Sometimes a teen picks the wrong school, or maybe not.
by Anne Vaccaro Brady
There are many reasons why freshman want to transfer colleges. Listen carefully to what yours is saying and you’ll understand whether a change of scenery is the right move. Here are some scenarios you might hear.
Academics are too hard or too easy If your student is a bit overwhelmed by his course load, the problem could be poor study habits, an unbalanced schedule or a lack of interest in his classes. Changing schools won’t fix these problems. College is harder than high school. That’s a fact. Freshmen need to check out campus support services including tutoring, meeting regularly with their academic adviser and attending their freshman seminar where they’ll learn about improving and developing their study habits and time management skills.
Students bored by too many easy courses might need a college that offers a more challenging curriculum for their major. Not all programs are created equal. This is a legitimate reason to consider transferring.

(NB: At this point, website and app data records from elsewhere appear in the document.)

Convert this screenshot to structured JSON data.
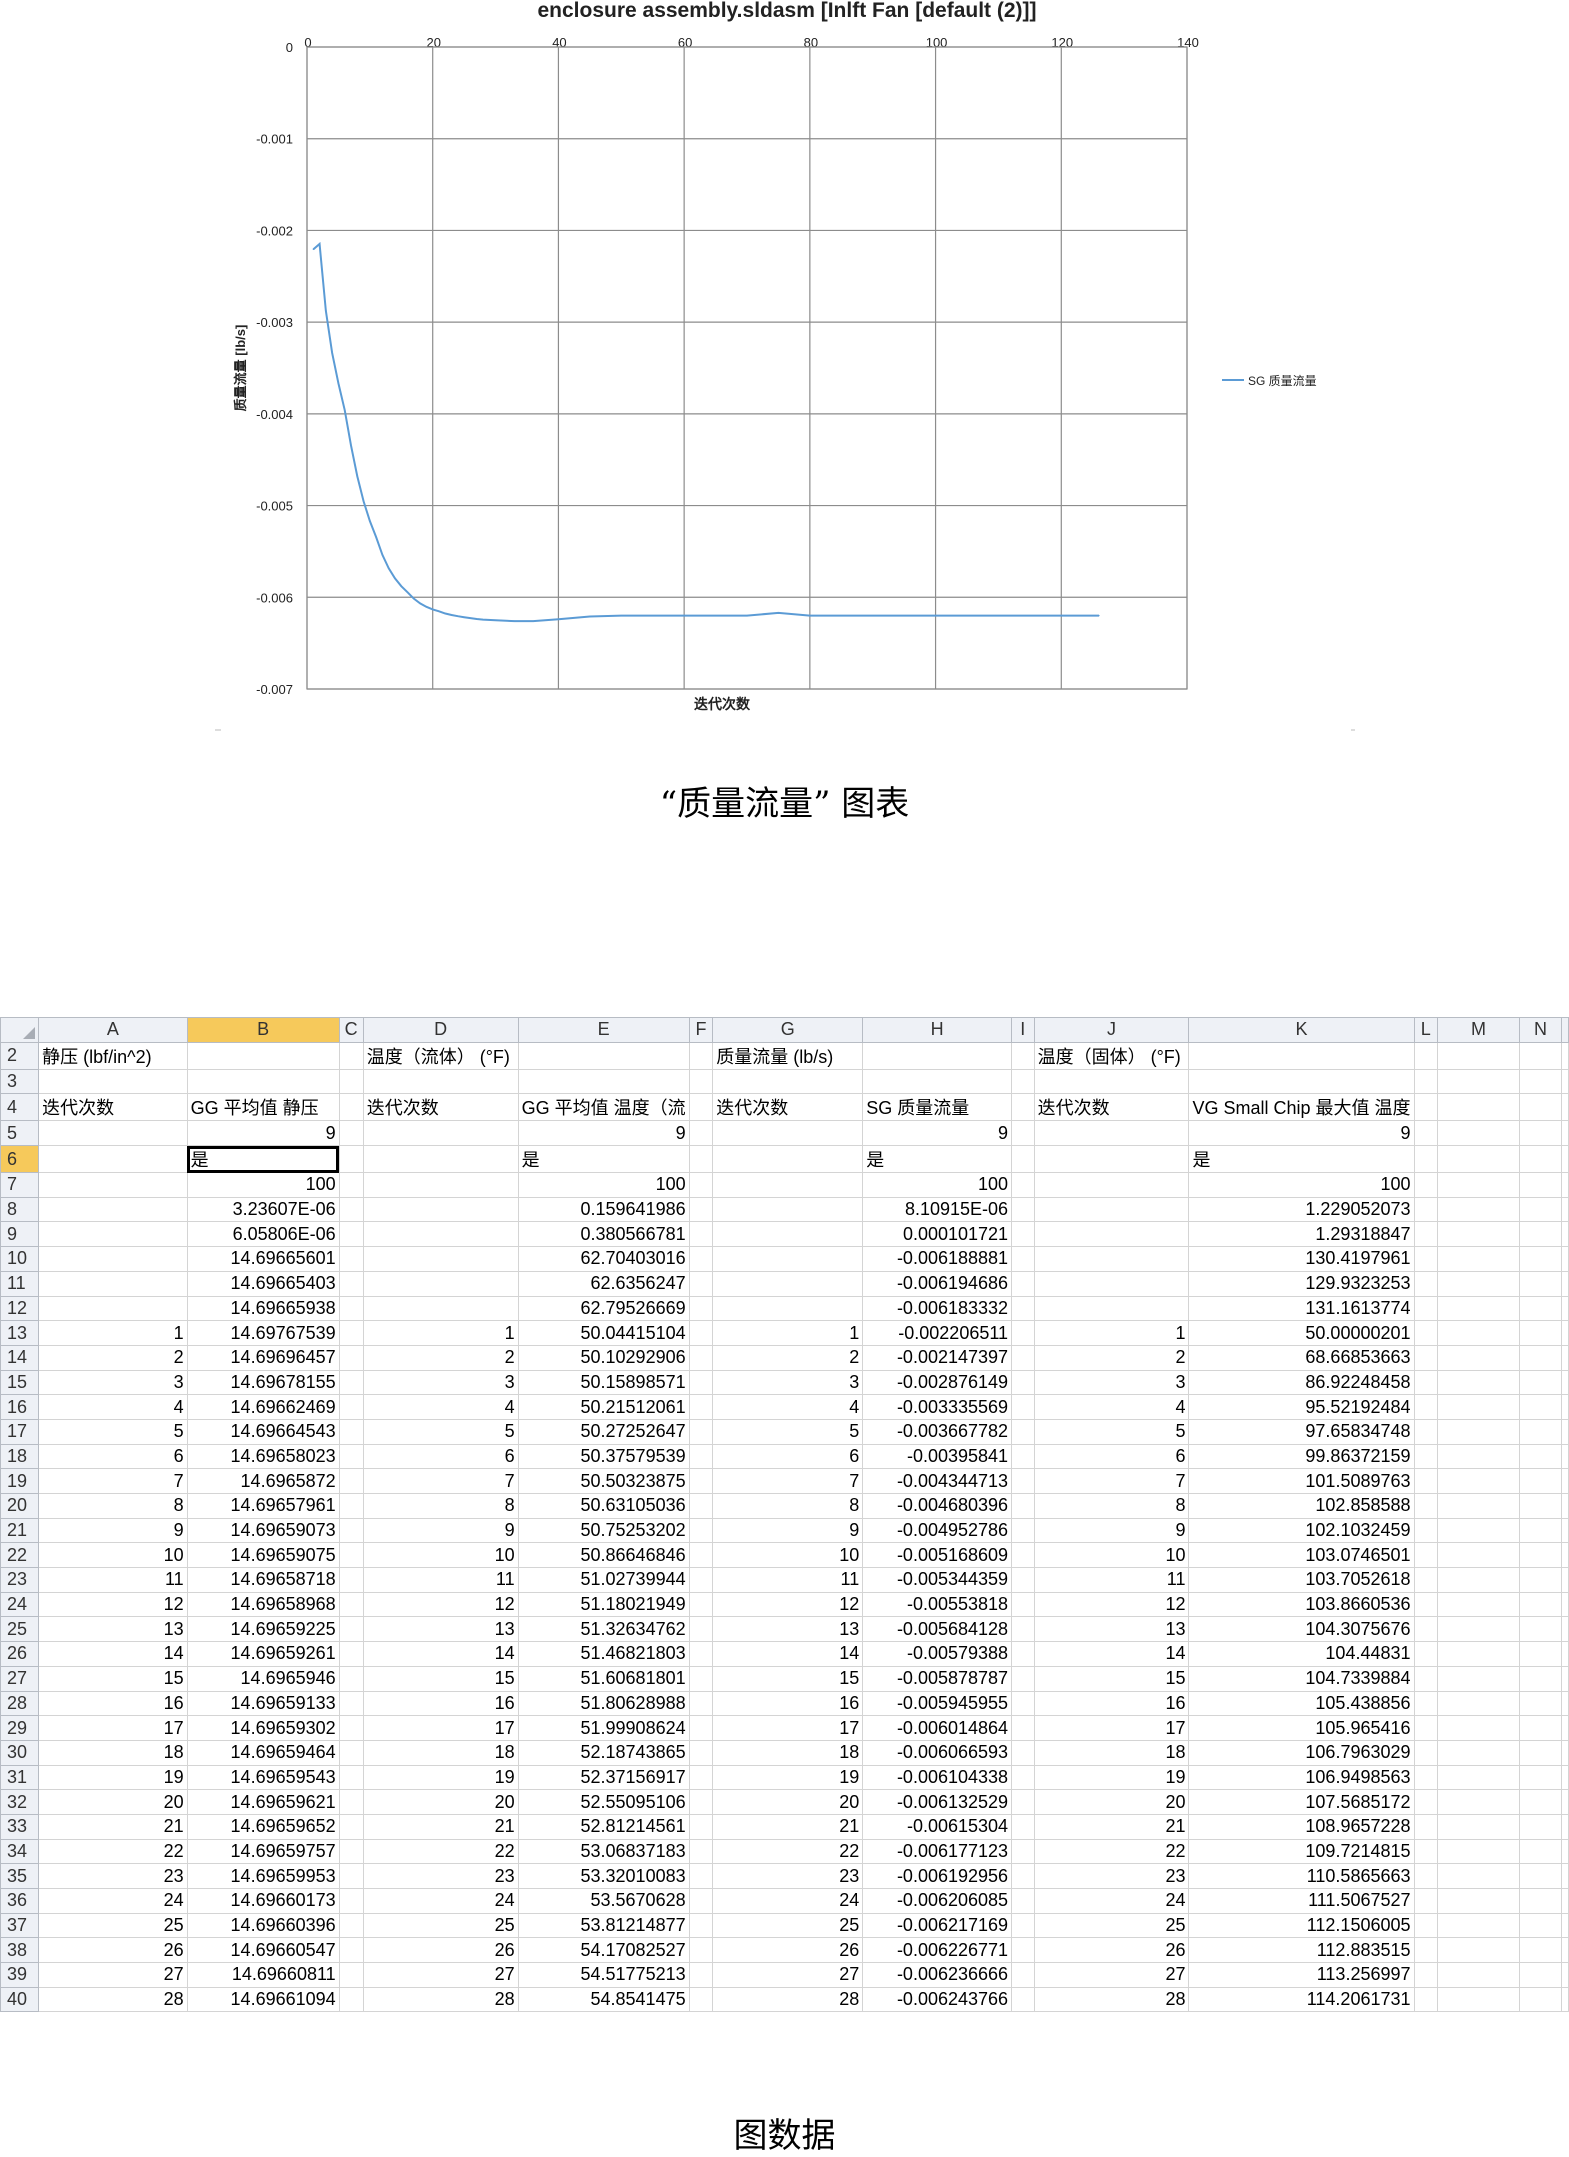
{
  "chart_data": {
    "type": "line",
    "title": "enclosure assembly.sldasm  [Inlft Fan [default (2)]]",
    "xlabel": "迭代次数",
    "ylabel": "质量流量 [lb/s]",
    "xlim": [
      0,
      140
    ],
    "ylim": [
      -0.007,
      0
    ],
    "xticks": [
      "0",
      "20",
      "40",
      "60",
      "80",
      "100",
      "120",
      "140"
    ],
    "yticks": [
      "0",
      "-0.001",
      "-0.002",
      "-0.003",
      "-0.004",
      "-0.005",
      "-0.006",
      "-0.007"
    ],
    "grid": true,
    "legend_position": "right",
    "series": [
      {
        "name": "SG 质量流量",
        "color": "#5b9bd5",
        "x": [
          1,
          2,
          3,
          4,
          5,
          6,
          7,
          8,
          9,
          10,
          11,
          12,
          13,
          14,
          15,
          16,
          17,
          18,
          19,
          20,
          21,
          22,
          23,
          24,
          25,
          26,
          27,
          28,
          30,
          33,
          36,
          40,
          45,
          50,
          60,
          70,
          75,
          80,
          90,
          100,
          110,
          120,
          126
        ],
        "y": [
          -0.002206511,
          -0.002147397,
          -0.002876149,
          -0.003335569,
          -0.003667782,
          -0.00395841,
          -0.004344713,
          -0.004680396,
          -0.004952786,
          -0.005168609,
          -0.005344359,
          -0.00553818,
          -0.005684128,
          -0.00579388,
          -0.005878787,
          -0.005945955,
          -0.006014864,
          -0.006066593,
          -0.006104338,
          -0.006132529,
          -0.00615304,
          -0.006177123,
          -0.006192956,
          -0.006206085,
          -0.006217169,
          -0.006226771,
          -0.006236666,
          -0.006243766,
          -0.00625,
          -0.00626,
          -0.00626,
          -0.00624,
          -0.00621,
          -0.0062,
          -0.0062,
          -0.0062,
          -0.00617,
          -0.0062,
          -0.0062,
          -0.0062,
          -0.0062,
          -0.0062,
          -0.0062
        ]
      }
    ]
  },
  "captions": {
    "chart_caption": "“质量流量”  图表",
    "table_caption": "图数据"
  },
  "sheet": {
    "columns": [
      "A",
      "B",
      "C",
      "D",
      "E",
      "F",
      "G",
      "H",
      "I",
      "J",
      "K",
      "L",
      "M",
      "N"
    ],
    "selected_column": "B",
    "selected_row": "6",
    "header_rows": [
      {
        "row": "2",
        "A": "静压 (lbf/in^2)",
        "D": "温度（流体） (°F)",
        "G": "质量流量 (lb/s)",
        "J": "温度（固体） (°F)"
      },
      {
        "row": "3"
      },
      {
        "row": "4",
        "A": "迭代次数",
        "B": "GG 平均值 静压",
        "D": "迭代次数",
        "E": "GG 平均值 温度（流",
        "G": "迭代次数",
        "H": "SG 质量流量",
        "J": "迭代次数",
        "K": "VG Small Chip 最大值 温度"
      },
      {
        "row": "5",
        "B": "9",
        "E": "9",
        "H": "9",
        "K": "9"
      },
      {
        "row": "6",
        "B": "是",
        "E": "是",
        "H": "是",
        "K": "是"
      },
      {
        "row": "7",
        "B": "100",
        "E": "100",
        "H": "100",
        "K": "100"
      },
      {
        "row": "8",
        "B": "3.23607E-06",
        "E": "0.159641986",
        "H": "8.10915E-06",
        "K": "1.229052073"
      },
      {
        "row": "9",
        "B": "6.05806E-06",
        "E": "0.380566781",
        "H": "0.000101721",
        "K": "1.29318847"
      },
      {
        "row": "10",
        "B": "14.69665601",
        "E": "62.70403016",
        "H": "-0.006188881",
        "K": "130.4197961"
      },
      {
        "row": "11",
        "B": "14.69665403",
        "E": "62.6356247",
        "H": "-0.006194686",
        "K": "129.9323253"
      },
      {
        "row": "12",
        "B": "14.69665938",
        "E": "62.79526669",
        "H": "-0.006183332",
        "K": "131.1613774"
      }
    ],
    "data_rows": [
      {
        "row": "13",
        "it": "1",
        "B": "14.69767539",
        "E": "50.04415104",
        "H": "-0.002206511",
        "K": "50.00000201"
      },
      {
        "row": "14",
        "it": "2",
        "B": "14.69696457",
        "E": "50.10292906",
        "H": "-0.002147397",
        "K": "68.66853663"
      },
      {
        "row": "15",
        "it": "3",
        "B": "14.69678155",
        "E": "50.15898571",
        "H": "-0.002876149",
        "K": "86.92248458"
      },
      {
        "row": "16",
        "it": "4",
        "B": "14.69662469",
        "E": "50.21512061",
        "H": "-0.003335569",
        "K": "95.52192484"
      },
      {
        "row": "17",
        "it": "5",
        "B": "14.69664543",
        "E": "50.27252647",
        "H": "-0.003667782",
        "K": "97.65834748"
      },
      {
        "row": "18",
        "it": "6",
        "B": "14.69658023",
        "E": "50.37579539",
        "H": "-0.00395841",
        "K": "99.86372159"
      },
      {
        "row": "19",
        "it": "7",
        "B": "14.6965872",
        "E": "50.50323875",
        "H": "-0.004344713",
        "K": "101.5089763"
      },
      {
        "row": "20",
        "it": "8",
        "B": "14.69657961",
        "E": "50.63105036",
        "H": "-0.004680396",
        "K": "102.858588"
      },
      {
        "row": "21",
        "it": "9",
        "B": "14.69659073",
        "E": "50.75253202",
        "H": "-0.004952786",
        "K": "102.1032459"
      },
      {
        "row": "22",
        "it": "10",
        "B": "14.69659075",
        "E": "50.86646846",
        "H": "-0.005168609",
        "K": "103.0746501"
      },
      {
        "row": "23",
        "it": "11",
        "B": "14.69658718",
        "E": "51.02739944",
        "H": "-0.005344359",
        "K": "103.7052618"
      },
      {
        "row": "24",
        "it": "12",
        "B": "14.69658968",
        "E": "51.18021949",
        "H": "-0.00553818",
        "K": "103.8660536"
      },
      {
        "row": "25",
        "it": "13",
        "B": "14.69659225",
        "E": "51.32634762",
        "H": "-0.005684128",
        "K": "104.3075676"
      },
      {
        "row": "26",
        "it": "14",
        "B": "14.69659261",
        "E": "51.46821803",
        "H": "-0.00579388",
        "K": "104.44831"
      },
      {
        "row": "27",
        "it": "15",
        "B": "14.6965946",
        "E": "51.60681801",
        "H": "-0.005878787",
        "K": "104.7339884"
      },
      {
        "row": "28",
        "it": "16",
        "B": "14.69659133",
        "E": "51.80628988",
        "H": "-0.005945955",
        "K": "105.438856"
      },
      {
        "row": "29",
        "it": "17",
        "B": "14.69659302",
        "E": "51.99908624",
        "H": "-0.006014864",
        "K": "105.965416"
      },
      {
        "row": "30",
        "it": "18",
        "B": "14.69659464",
        "E": "52.18743865",
        "H": "-0.006066593",
        "K": "106.7963029"
      },
      {
        "row": "31",
        "it": "19",
        "B": "14.69659543",
        "E": "52.37156917",
        "H": "-0.006104338",
        "K": "106.9498563"
      },
      {
        "row": "32",
        "it": "20",
        "B": "14.69659621",
        "E": "52.55095106",
        "H": "-0.006132529",
        "K": "107.5685172"
      },
      {
        "row": "33",
        "it": "21",
        "B": "14.69659652",
        "E": "52.81214561",
        "H": "-0.00615304",
        "K": "108.9657228"
      },
      {
        "row": "34",
        "it": "22",
        "B": "14.69659757",
        "E": "53.06837183",
        "H": "-0.006177123",
        "K": "109.7214815"
      },
      {
        "row": "35",
        "it": "23",
        "B": "14.69659953",
        "E": "53.32010083",
        "H": "-0.006192956",
        "K": "110.5865663"
      },
      {
        "row": "36",
        "it": "24",
        "B": "14.69660173",
        "E": "53.5670628",
        "H": "-0.006206085",
        "K": "111.5067527"
      },
      {
        "row": "37",
        "it": "25",
        "B": "14.69660396",
        "E": "53.81214877",
        "H": "-0.006217169",
        "K": "112.1506005"
      },
      {
        "row": "38",
        "it": "26",
        "B": "14.69660547",
        "E": "54.17082527",
        "H": "-0.006226771",
        "K": "112.883515"
      },
      {
        "row": "39",
        "it": "27",
        "B": "14.69660811",
        "E": "54.51775213",
        "H": "-0.006236666",
        "K": "113.256997"
      },
      {
        "row": "40",
        "it": "28",
        "B": "14.69661094",
        "E": "54.8541475",
        "H": "-0.006243766",
        "K": "114.2061731"
      }
    ]
  }
}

A preferred major isn’t offered Your freshman went into college undecided, but now she knows what she wants to study. Unfortunately, the program is not offered at her current school, only available as a minor or not one of the college’s strongest. Any of these is a reason to switch.
Social life I say all colleges can be labeled party schools, but some have a stronger “social scene” than others. The kid who doesn’t get into that or who finds an active campus too distracting may need a school where there’s less to do, particularly on weeknights and/or students make studying their main priority.
The reverse can also be a problem for kids used to being busy, especially on weekends. Boredom only makes a college less appealing.
Another issue is fitting in. Now that they’re on campus every day, some teens might find few if any students who share their interests.
All of the above are valid reasons to transfer.
Homesickness This is a tricky one. Students having a hard time living away from home might end up dangerously depressed. If talking with a campus counselor isn’t helping, they’ll need to leave and commute to a college or find one not as far away.
Then there are the freshmen who don’t know how to make new friends, and hide out with their laptops or smartphones, constantly scanning social media, following what’s happening with their friends from home. A big part of college is putting yourself out there and making the effort to meet new people and have new experiences. Some kids refuse to try. Others try but can’t make it work. Figure out which applies to your freshman before letting her start the transfer paperwork.
Long-distance relationships cause problems, too. When their girlfriend or boyfriend is still at home or at a different college, students often feel compelled to transfer. Sometimes the person they’re dating pressures them to make the move. Discuss what your teen will be giving up by changing colleges: a great program, a nice financial aid package and/or some cool new friends, among other things. The question to ask is if the relationship is worth the sacrifices.
When college negatively impacts a student’s mental health, it’s time to seriously consider a transfer.
Financial issues College is expensive, and now that your teen is actually experiencing it, he might decide he doesn’t want to be laden with all that debt. Or he’s figured out he can’t manage working so many hours to make the money necessary to pay for college and keep up on his coursework.
As the parents, your overall financial situation might have changed and you can’t afford to help pay for this school next year. Talk with the financial aid office before making a decision and then be honest with your student about your situation.
Transferring to a more affordable college can relieve the stress on all of you.
The top-choice school is still on her mind If your teen had her heart set on going to that one college where she was wait-listed or rejected, let her apply as a transfer student. She deserves the chance.
There are many reasons teens consider transferring colleges. As a family, work to find the the best solution for your student.
Next week’s post will look at the transfer process and some issues your student might face by going that route.
Share your thoughts and experiences on why kids want to transfer colleges in the comments section below.